by Kathryn Ormsbee and K.E. Ormsbee

After a shout-out from one of the Internet’s superstar vloggers, Natasha “Tash” Zelenka finds herself and her obscure, amateur web series, Unhappy Families, thrust into the limelight: She’s gone viral.

This book was the perfect read for my spring break from school. I needed it. It was a fun read. The characters were vibrant, the plot and idea of how someone can become internet famous overnight is something that’s real and insane in this day and age. We’ve all watched some sort of web series on youtube from Camilla to Frankenstein MD. We all know how they can become a thing and take flight overnight due to social media and fan followings.

But the best part of this read was this: Tash is Asexual. And her portrayal of Asexual was actually dead on. I would know, I fall on the Ace Spectrum myself. Admittedly, I was both terrified and horribly excited when I was approved to read this ARC. And admittedly, I’m so happy it happened. Because I can come out and tell other people who are Ace that this book did good. Her thoughts and worries are the same as many of us face and fear facing. Her relationships with different characters are complicated and she isn’t even overly sure how to share the truth with them, which we learn was understandable due to a rather horrible experience with someone when she does tell them.

All and all, this book was well written and simply fun. It follows an amazing and beautiful friendship, a summer of fun, but also deals with hard truths that comes with growing up. The flow of this book is beautiful and there never seems to be a dull moment in it. I honestly ate this book up and couldn’t bring myself to put it down, even falling asleep while reading it more than once because I simply needed to know more but my mind simply couldn’t stay on any longer and had to flip back to where I could clearly remember reading before the dozing started.

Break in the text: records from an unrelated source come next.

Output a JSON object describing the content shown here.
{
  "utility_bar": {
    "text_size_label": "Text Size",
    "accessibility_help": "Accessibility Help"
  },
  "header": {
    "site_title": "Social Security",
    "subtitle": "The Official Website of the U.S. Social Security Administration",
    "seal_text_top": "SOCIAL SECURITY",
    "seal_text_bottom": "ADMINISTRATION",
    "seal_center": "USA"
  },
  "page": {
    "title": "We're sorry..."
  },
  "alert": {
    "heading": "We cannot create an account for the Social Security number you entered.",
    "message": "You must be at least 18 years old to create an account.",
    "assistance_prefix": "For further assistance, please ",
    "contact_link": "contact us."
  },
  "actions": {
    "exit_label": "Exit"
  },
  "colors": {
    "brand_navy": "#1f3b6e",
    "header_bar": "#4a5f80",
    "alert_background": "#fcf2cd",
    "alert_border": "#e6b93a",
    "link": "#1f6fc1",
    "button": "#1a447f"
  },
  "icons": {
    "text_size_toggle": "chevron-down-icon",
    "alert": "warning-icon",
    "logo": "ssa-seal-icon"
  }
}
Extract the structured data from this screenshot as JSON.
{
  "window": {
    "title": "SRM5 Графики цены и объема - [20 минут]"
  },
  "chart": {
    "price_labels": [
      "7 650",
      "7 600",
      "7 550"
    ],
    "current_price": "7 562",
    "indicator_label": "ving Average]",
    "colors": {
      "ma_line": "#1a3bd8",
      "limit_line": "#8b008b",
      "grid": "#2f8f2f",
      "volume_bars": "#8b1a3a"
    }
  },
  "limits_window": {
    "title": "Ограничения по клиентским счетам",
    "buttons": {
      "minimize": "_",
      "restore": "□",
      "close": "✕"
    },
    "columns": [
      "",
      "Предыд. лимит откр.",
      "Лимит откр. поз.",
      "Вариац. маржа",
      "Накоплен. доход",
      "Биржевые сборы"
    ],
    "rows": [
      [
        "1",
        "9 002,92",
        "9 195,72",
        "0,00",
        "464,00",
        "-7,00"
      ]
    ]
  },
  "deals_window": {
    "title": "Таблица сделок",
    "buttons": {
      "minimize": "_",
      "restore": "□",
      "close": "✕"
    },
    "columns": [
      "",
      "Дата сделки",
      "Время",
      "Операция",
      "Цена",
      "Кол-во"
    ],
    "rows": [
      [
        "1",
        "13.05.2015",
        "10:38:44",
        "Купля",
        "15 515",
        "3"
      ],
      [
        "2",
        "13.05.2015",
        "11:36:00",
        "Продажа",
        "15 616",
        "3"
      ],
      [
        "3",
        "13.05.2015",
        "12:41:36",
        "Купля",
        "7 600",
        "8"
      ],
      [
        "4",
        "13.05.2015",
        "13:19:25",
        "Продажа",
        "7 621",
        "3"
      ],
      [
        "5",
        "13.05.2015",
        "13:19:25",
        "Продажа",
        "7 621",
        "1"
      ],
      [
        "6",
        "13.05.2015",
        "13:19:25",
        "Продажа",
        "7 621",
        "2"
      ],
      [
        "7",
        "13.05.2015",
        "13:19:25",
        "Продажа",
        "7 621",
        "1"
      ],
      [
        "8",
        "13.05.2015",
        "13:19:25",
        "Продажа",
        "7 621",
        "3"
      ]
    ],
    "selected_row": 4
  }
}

I highly recommend it if you need a light read or a summer read. Yes, there are some tough things that pop up, but I think it was handled well, surprisingly. That and the fact fame sadly comes with a price when the internet has so many trolls and haters out there. The friendship in this book was pure magic and it does make you look back at your own time in high school and wonder why you haven’t accomplished half as much as these kids. But hey, some of us spent our summers being lazy.

Rating: 5 stars